▸ Task to carry out:
Scan the entries for the word "minimize", and copy every line where it appears.

▸ Supplied information:
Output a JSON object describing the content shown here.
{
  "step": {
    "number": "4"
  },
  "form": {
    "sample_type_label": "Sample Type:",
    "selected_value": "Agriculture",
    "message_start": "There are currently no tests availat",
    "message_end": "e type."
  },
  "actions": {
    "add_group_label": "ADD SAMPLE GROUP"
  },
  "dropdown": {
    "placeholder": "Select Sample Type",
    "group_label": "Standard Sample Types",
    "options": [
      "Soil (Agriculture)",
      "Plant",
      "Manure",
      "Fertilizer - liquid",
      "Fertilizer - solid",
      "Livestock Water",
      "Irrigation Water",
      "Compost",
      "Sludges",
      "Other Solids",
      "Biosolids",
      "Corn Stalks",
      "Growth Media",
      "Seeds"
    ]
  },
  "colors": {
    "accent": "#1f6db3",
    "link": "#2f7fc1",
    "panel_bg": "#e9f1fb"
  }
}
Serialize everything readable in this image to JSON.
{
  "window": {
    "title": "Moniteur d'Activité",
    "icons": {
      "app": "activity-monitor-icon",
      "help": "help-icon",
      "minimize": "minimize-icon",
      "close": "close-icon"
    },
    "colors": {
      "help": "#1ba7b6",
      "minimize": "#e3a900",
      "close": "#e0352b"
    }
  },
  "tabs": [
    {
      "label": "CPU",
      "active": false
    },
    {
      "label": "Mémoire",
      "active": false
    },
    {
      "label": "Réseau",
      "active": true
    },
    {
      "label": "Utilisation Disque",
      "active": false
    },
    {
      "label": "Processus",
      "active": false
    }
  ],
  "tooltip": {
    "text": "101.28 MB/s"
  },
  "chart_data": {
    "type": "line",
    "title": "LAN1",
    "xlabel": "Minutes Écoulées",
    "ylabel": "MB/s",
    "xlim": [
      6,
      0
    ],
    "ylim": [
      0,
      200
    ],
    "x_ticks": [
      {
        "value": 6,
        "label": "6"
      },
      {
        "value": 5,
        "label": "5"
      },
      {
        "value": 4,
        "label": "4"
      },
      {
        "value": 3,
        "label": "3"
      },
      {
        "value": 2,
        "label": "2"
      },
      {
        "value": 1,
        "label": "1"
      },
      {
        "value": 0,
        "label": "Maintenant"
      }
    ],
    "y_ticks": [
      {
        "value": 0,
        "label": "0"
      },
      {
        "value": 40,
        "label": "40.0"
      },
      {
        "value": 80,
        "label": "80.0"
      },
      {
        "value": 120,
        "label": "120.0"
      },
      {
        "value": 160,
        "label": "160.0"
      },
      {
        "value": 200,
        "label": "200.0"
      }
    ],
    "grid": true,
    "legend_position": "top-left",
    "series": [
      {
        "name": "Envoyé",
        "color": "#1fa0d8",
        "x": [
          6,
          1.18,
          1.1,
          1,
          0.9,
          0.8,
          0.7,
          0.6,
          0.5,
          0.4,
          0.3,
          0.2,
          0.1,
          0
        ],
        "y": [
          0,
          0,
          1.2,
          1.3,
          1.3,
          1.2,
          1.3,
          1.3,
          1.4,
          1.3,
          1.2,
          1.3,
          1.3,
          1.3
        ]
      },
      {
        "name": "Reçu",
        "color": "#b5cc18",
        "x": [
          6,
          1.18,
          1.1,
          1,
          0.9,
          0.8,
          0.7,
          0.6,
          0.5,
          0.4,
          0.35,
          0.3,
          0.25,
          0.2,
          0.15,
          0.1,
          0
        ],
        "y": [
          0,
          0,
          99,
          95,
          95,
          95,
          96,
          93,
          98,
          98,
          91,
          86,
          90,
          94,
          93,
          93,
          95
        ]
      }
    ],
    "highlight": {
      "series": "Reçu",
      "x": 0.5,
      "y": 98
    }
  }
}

▸ The completed task:
      "minimize": "minimize-icon",
      "minimize": "#e3a900",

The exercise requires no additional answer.